══ TASK INPUTS

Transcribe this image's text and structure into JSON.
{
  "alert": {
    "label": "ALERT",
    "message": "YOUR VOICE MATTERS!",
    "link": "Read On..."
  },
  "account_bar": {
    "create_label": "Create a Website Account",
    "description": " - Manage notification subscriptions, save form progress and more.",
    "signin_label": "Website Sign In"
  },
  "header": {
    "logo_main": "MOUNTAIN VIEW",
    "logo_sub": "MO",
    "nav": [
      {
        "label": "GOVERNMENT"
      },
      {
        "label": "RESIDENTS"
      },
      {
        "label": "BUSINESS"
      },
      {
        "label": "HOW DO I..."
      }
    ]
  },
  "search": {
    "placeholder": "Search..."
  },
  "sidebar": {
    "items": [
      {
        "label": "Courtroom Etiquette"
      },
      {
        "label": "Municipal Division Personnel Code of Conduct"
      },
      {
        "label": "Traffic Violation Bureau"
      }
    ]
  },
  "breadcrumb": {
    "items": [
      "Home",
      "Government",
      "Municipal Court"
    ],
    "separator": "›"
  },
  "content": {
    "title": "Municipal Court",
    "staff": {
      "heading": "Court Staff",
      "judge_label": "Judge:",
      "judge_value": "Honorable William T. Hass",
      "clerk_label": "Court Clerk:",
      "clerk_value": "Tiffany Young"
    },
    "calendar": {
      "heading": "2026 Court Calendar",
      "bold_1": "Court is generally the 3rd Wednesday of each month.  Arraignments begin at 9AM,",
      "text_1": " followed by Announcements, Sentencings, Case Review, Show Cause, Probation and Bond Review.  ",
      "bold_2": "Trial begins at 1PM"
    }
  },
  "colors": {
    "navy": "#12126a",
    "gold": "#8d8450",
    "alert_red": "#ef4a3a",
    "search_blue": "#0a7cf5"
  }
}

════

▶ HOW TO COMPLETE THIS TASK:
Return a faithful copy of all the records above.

▶ RESPONSE FOR THIS EXERCISE:
Transcribe this image's text and structure into JSON.
{
  "alert": {
    "label": "ALERT",
    "message": "YOUR VOICE MATTERS!",
    "link": "Read On..."
  },
  "account_bar": {
    "create_label": "Create a Website Account",
    "description": " - Manage notification subscriptions, save form progress and more.",
    "signin_label": "Website Sign In"
  },
  "header": {
    "logo_main": "MOUNTAIN VIEW",
    "logo_sub": "MO",
    "nav": [
      {
        "label": "GOVERNMENT"
      },
      {
        "label": "RESIDENTS"
      },
      {
        "label": "BUSINESS"
      },
      {
        "label": "HOW DO I..."
      }
    ]
  },
  "search": {
    "placeholder": "Search..."
  },
  "sidebar": {
    "items": [
      {
        "label": "Courtroom Etiquette"
      },
      {
        "label": "Municipal Division Personnel Code of Conduct"
      },
      {
        "label": "Traffic Violation Bureau"
      }
    ]
  },
  "breadcrumb": {
    "items": [
      "Home",
      "Government",
      "Municipal Court"
    ],
    "separator": "›"
  },
  "content": {
    "title": "Municipal Court",
    "staff": {
      "heading": "Court Staff",
      "judge_label": "Judge:",
      "judge_value": "Honorable William T. Hass",
      "clerk_label": "Court Clerk:",
      "clerk_value": "Tiffany Young"
    },
    "calendar": {
      "heading": "2026 Court Calendar",
      "bold_1": "Court is generally the 3rd Wednesday of each month.  Arraignments begin at 9AM,",
      "text_1": " followed by Announcements, Sentencings, Case Review, Show Cause, Probation and Bond Review.  ",
      "bold_2": "Trial begins at 1PM"
    }
  },
  "colors": {
    "navy": "#12126a",
    "gold": "#8d8450",
    "alert_red": "#ef4a3a",
    "search_blue": "#0a7cf5"
  }
}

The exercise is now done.